> Exercise description
Before copying, remove every picture, and then repeat all entries below precisely as written.

Source material Start Marker

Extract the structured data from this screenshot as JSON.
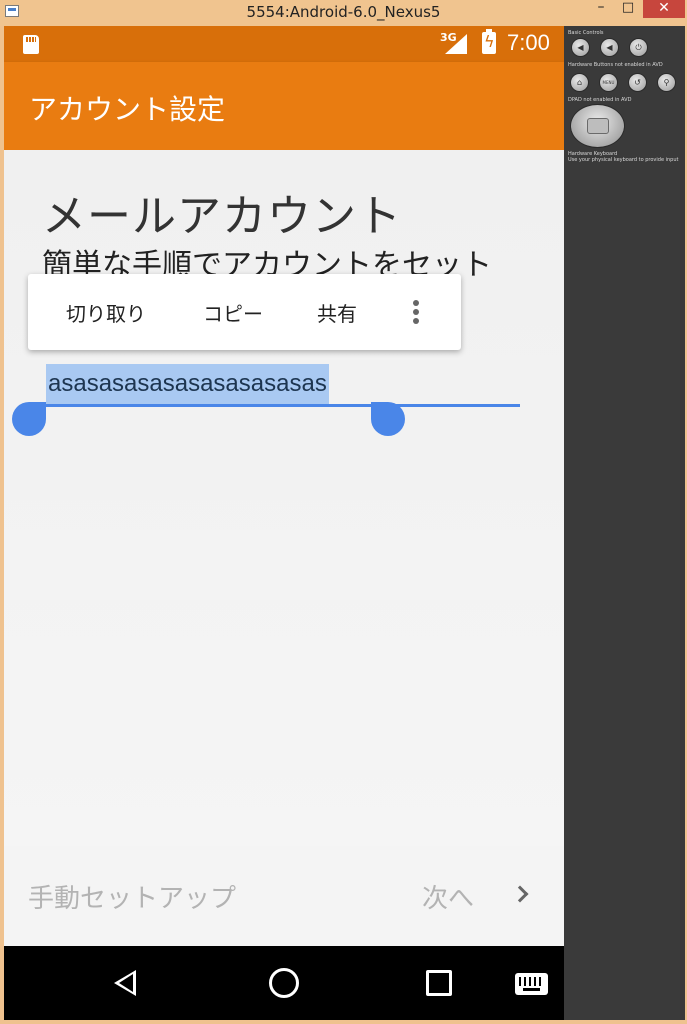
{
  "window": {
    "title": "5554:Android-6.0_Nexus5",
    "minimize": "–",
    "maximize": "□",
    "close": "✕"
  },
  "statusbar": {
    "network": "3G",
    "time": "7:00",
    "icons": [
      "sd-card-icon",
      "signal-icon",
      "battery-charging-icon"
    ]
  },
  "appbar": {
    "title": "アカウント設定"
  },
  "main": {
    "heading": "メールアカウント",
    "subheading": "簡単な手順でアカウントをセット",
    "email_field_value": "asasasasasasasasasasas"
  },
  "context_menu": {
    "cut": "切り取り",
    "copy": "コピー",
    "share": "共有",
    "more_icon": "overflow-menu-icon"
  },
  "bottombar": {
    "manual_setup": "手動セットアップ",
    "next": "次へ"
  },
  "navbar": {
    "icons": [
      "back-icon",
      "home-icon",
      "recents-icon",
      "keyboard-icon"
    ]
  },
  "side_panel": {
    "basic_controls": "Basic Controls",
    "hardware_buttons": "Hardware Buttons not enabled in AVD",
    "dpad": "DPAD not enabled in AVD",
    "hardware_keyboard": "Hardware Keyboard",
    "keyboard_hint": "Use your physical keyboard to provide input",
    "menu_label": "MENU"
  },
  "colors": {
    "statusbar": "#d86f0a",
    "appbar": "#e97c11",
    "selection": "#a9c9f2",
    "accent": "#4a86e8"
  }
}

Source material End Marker

> Response for this exercise
Extract the structured data from this screenshot as JSON.
{
  "window": {
    "title": "5554:Android-6.0_Nexus5",
    "minimize": "–",
    "maximize": "□",
    "close": "✕"
  },
  "statusbar": {
    "network": "3G",
    "time": "7:00",
    "icons": [
      "sd-card-icon",
      "signal-icon",
      "battery-charging-icon"
    ]
  },
  "appbar": {
    "title": "アカウント設定"
  },
  "main": {
    "heading": "メールアカウント",
    "subheading": "簡単な手順でアカウントをセット",
    "email_field_value": "asasasasasasasasasasas"
  },
  "context_menu": {
    "cut": "切り取り",
    "copy": "コピー",
    "share": "共有",
    "more_icon": "overflow-menu-icon"
  },
  "bottombar": {
    "manual_setup": "手動セットアップ",
    "next": "次へ"
  },
  "navbar": {
    "icons": [
      "back-icon",
      "home-icon",
      "recents-icon",
      "keyboard-icon"
    ]
  },
  "side_panel": {
    "basic_controls": "Basic Controls",
    "hardware_buttons": "Hardware Buttons not enabled in AVD",
    "dpad": "DPAD not enabled in AVD",
    "hardware_keyboard": "Hardware Keyboard",
    "keyboard_hint": "Use your physical keyboard to provide input",
    "menu_label": "MENU"
  },
  "colors": {
    "statusbar": "#d86f0a",
    "appbar": "#e97c11",
    "selection": "#a9c9f2",
    "accent": "#4a86e8"
  }
}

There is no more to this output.